"Significant Losses" at the University of Maryland at College Park is an admirable project with major flaws.
The idea behind it cannot be faulted: to mount a show of the works of artists who have died from AIDS -- demonstrating what society loses to this terrible plague.
The show's organizers, including co-curators Terry Gips and Bradley Spence of the UM Art Gallery staff, and a distinguished advisory committee, sought to have both nationally known and regional artists represented. They wanted to show that AIDS is not something far away -- it's about our own communities.
They succeeded, getting works by such well-known artists as Robert Mapplethorpe, Keith Haring and Scott Burton, and works by artists such as Baltimore's Andrew Brunelle and College Park graduate David Fincham.
They also included a group of drawings from children living with AIDS, who are patients at the National Cancer Institute's Pediatric HIV clinic in Bethesda.
They scheduled an impressive series of activities in conjunction with the show, from school tours to family education days. And there is a well-produced, handsome catalog.
When you experience the exhibit, knowing that all of these people are dead or, in the case of some of the children, sick with AIDS (and that each stands for thousands more), that thought alone is deeply moving.
All of this, however, doesn't hide the fact that there are two problems with the show.
One is that the show doesn't hang together very well as an art exhibit, despite generally good artists. There's no thematic unity (some of the works refer to AIDS but that wasn't required), and the artists are so different that they occasionally present jarring, uncomfortable juxtapositions.
Mapplethorpe's exquisitely produced, sleek photographs just don't like staring at Carlos Alfonzo's raw, violent abstract paintings. Even Scott Burton's beautiful granite bench placed between them cannot bring them together.
Brunelle's elegant ceramics look out of place in the midst of Peter Hujar's confrontational photography.
And Paul Thek's tiny etchings and Carlos Almaraz's big, bold paintings do not sit well near each other.
The second problem is that all the dead artists are men, and Ms. Gips thinks they were all gay. Whether they were or not, it will probably be assumed by most of the viewing audience that they were. That can only perpetuate the misconception that AIDS is a gay male disease, which works against the educational purpose of the show.
To be fair, Ms. Gips says there was an effort to include women, but it was unsuccessful.
"Significant Losses" isn't a failure.
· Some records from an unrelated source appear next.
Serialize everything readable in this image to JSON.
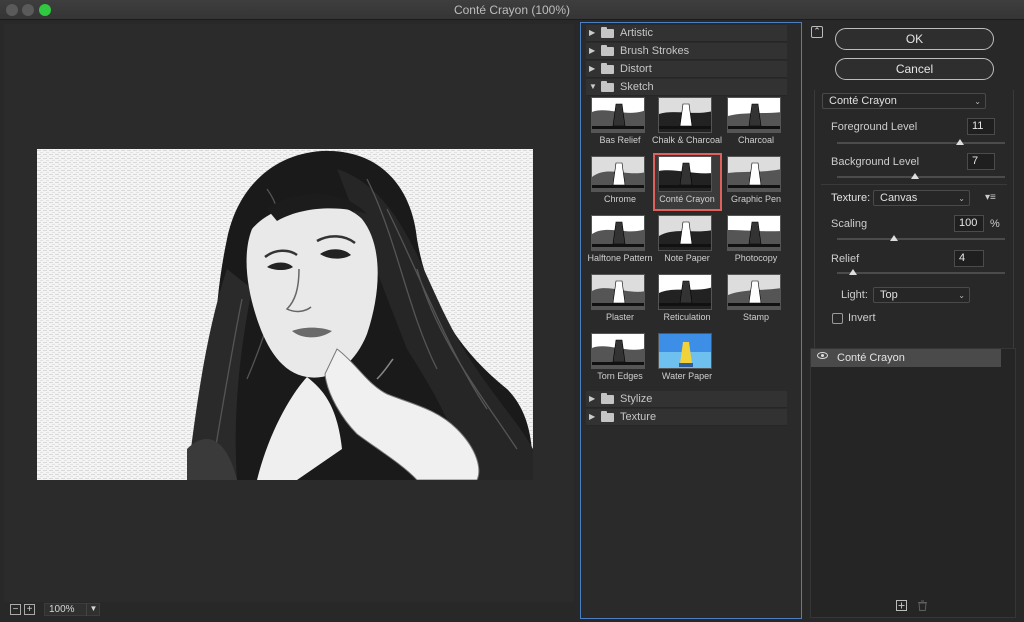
{
  "window": {
    "title": "Conté Crayon (100%)"
  },
  "status": {
    "zoom": "100%",
    "zoom_out": "−",
    "zoom_in": "+"
  },
  "gallery": {
    "folders_top": [
      {
        "label": "Artistic",
        "arrow": "▶"
      },
      {
        "label": "Brush Strokes",
        "arrow": "▶"
      },
      {
        "label": "Distort",
        "arrow": "▶"
      },
      {
        "label": "Sketch",
        "arrow": "▼"
      }
    ],
    "sketch_filters": [
      "Bas Relief",
      "Chalk & Charcoal",
      "Charcoal",
      "Chrome",
      "Conté Crayon",
      "Graphic Pen",
      "Halftone Pattern",
      "Note Paper",
      "Photocopy",
      "Plaster",
      "Reticulation",
      "Stamp",
      "Torn Edges",
      "Water Paper"
    ],
    "selected_filter": "Conté Crayon",
    "folders_bottom": [
      {
        "label": "Stylize",
        "arrow": "▶"
      },
      {
        "label": "Texture",
        "arrow": "▶"
      }
    ]
  },
  "buttons": {
    "ok": "OK",
    "cancel": "Cancel",
    "collapse": "⌃"
  },
  "settings": {
    "filter_select": "Conté Crayon",
    "foreground_label": "Foreground Level",
    "foreground_value": "11",
    "foreground_max": 15,
    "background_label": "Background Level",
    "background_value": "7",
    "background_max": 15,
    "texture_label": "Texture:",
    "texture_value": "Canvas",
    "texture_menu_icon": "▾≡",
    "scaling_label": "Scaling",
    "scaling_value": "100",
    "scaling_unit": "%",
    "relief_label": "Relief",
    "relief_value": "4",
    "light_label": "Light:",
    "light_value": "Top",
    "invert_label": "Invert",
    "invert_checked": false
  },
  "layers": [
    {
      "label": "Conté Crayon"
    }
  ],
  "icons": {
    "new_layer": "plus-square-icon",
    "delete_layer": "trash-icon",
    "visibility": "eye-icon",
    "folder": "folder-icon"
  },
  "colors": {
    "selection": "#e0605d",
    "panel_border": "#4a7fc1"
  }
}
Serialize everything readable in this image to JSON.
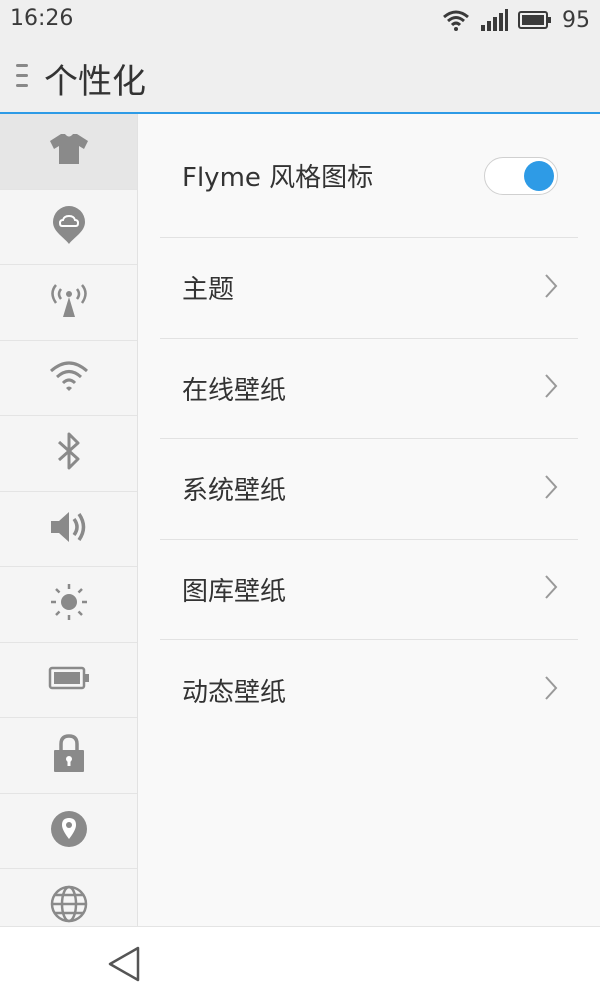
{
  "status": {
    "time": "16:26",
    "battery": "95"
  },
  "header": {
    "title": "个性化"
  },
  "sidebar": {
    "items": [
      {
        "icon": "tshirt-icon"
      },
      {
        "icon": "cloud-icon"
      },
      {
        "icon": "hotspot-icon"
      },
      {
        "icon": "wifi-icon"
      },
      {
        "icon": "bluetooth-icon"
      },
      {
        "icon": "volume-icon"
      },
      {
        "icon": "brightness-icon"
      },
      {
        "icon": "battery-icon"
      },
      {
        "icon": "lock-icon"
      },
      {
        "icon": "location-icon"
      },
      {
        "icon": "globe-icon"
      }
    ]
  },
  "settings": {
    "flyme_icons": {
      "label": "Flyme 风格图标",
      "enabled": true
    },
    "theme": "主题",
    "online_wallpaper": "在线壁纸",
    "system_wallpaper": "系统壁纸",
    "gallery_wallpaper": "图库壁纸",
    "live_wallpaper": "动态壁纸"
  },
  "colors": {
    "accent": "#2e9be6",
    "icon_gray": "#8a8a8a"
  }
}
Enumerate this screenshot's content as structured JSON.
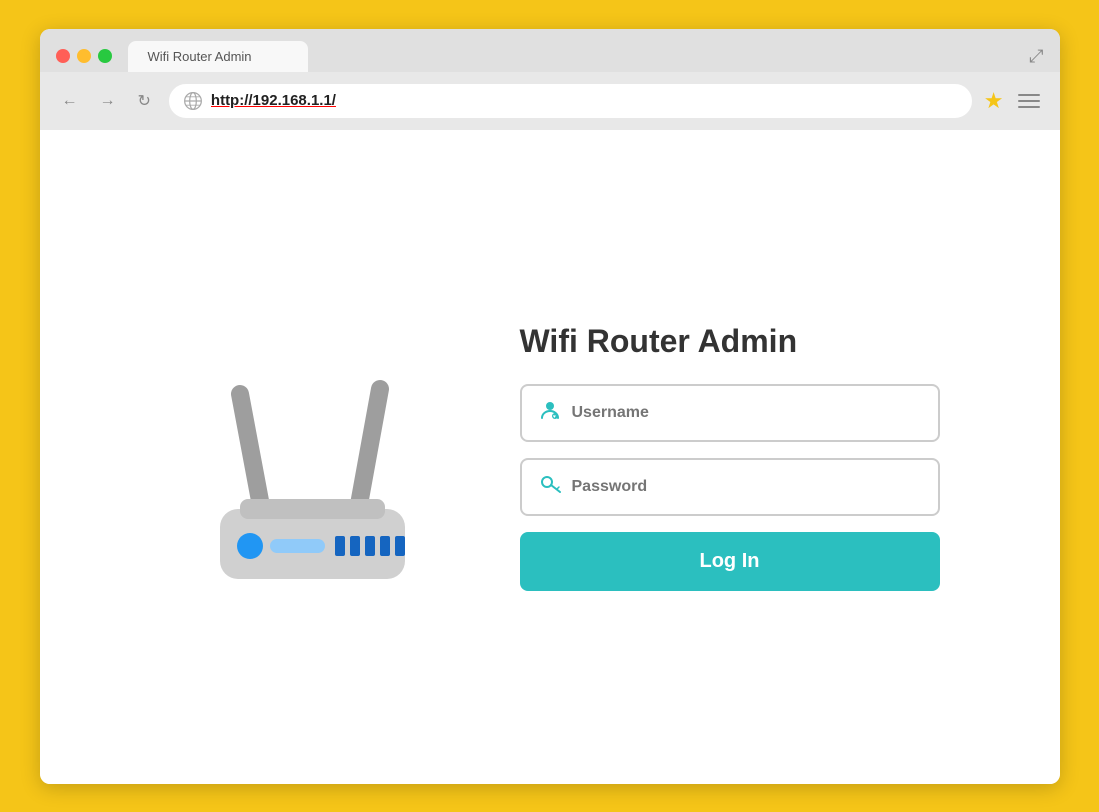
{
  "browser": {
    "url": "http://192.168.1.1/",
    "tab_label": "Wifi Router Admin",
    "fullscreen_icon": "⤢"
  },
  "nav": {
    "back_label": "←",
    "forward_label": "→",
    "reload_label": "↻"
  },
  "page": {
    "title": "Wifi Router Admin",
    "username_placeholder": "Username",
    "password_placeholder": "Password",
    "login_button": "Log In"
  }
}
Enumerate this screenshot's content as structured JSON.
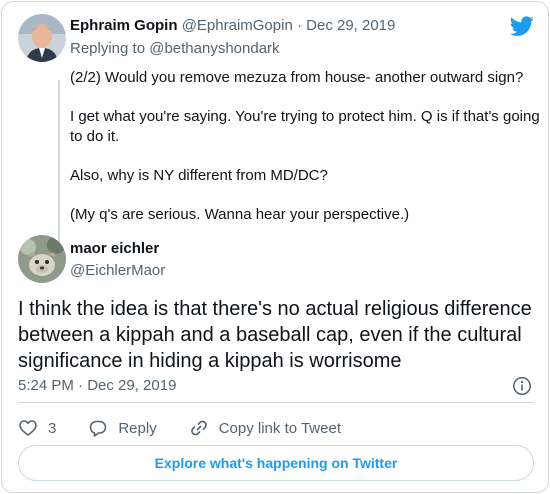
{
  "parent_tweet": {
    "author_name": "Ephraim Gopin",
    "handle": "@EphraimGopin",
    "separator": "·",
    "date": "Dec 29, 2019",
    "replying_prefix": "Replying to",
    "replying_to": "@bethanyshondark",
    "paragraphs": [
      "(2/2) Would you remove mezuza from house- another outward sign?",
      "I get what you're saying. You're trying to protect him. Q is if that's going to do it.",
      "Also, why is NY different from MD/DC?",
      "(My q's are serious. Wanna hear your perspective.)"
    ]
  },
  "main_tweet": {
    "author_name": "maor eichler",
    "handle": "@EichlerMaor",
    "text": "I think the idea is that there's no actual religious difference between a kippah and a baseball cap, even if the cultural significance in hiding a kippah is worrisome",
    "timestamp": "5:24 PM · Dec 29, 2019"
  },
  "actions": {
    "like_count": "3",
    "reply_label": "Reply",
    "copy_link_label": "Copy link to Tweet"
  },
  "explore_label": "Explore what's happening on Twitter",
  "colors": {
    "brand_blue": "#1d9bf0",
    "text_primary": "#0f1419",
    "text_secondary": "#536471",
    "border": "#cfd9de"
  },
  "icons": [
    "twitter-bird-icon",
    "info-icon",
    "heart-icon",
    "reply-icon",
    "link-icon"
  ]
}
The purpose deserves applause. If it makes some people think seriously about AIDS who wouldn't have done so otherwise, it'll have served the purpose well.
What: "Significant Losses: Artists Who Have Died from AIDS"
Where: The Art Gallery, Art-Sociology Building, Campus Drive, University of Maryland College Park.
When: Noon to 4 p.m. Mondays through Thursdays (until 9 p.m. Wednesdays), 1 to 5 p.m. Saturdays and Sundays, through Dec. 23. Note: Gallery closed Nov. 24 and 25.
Call: (301) 405-2763.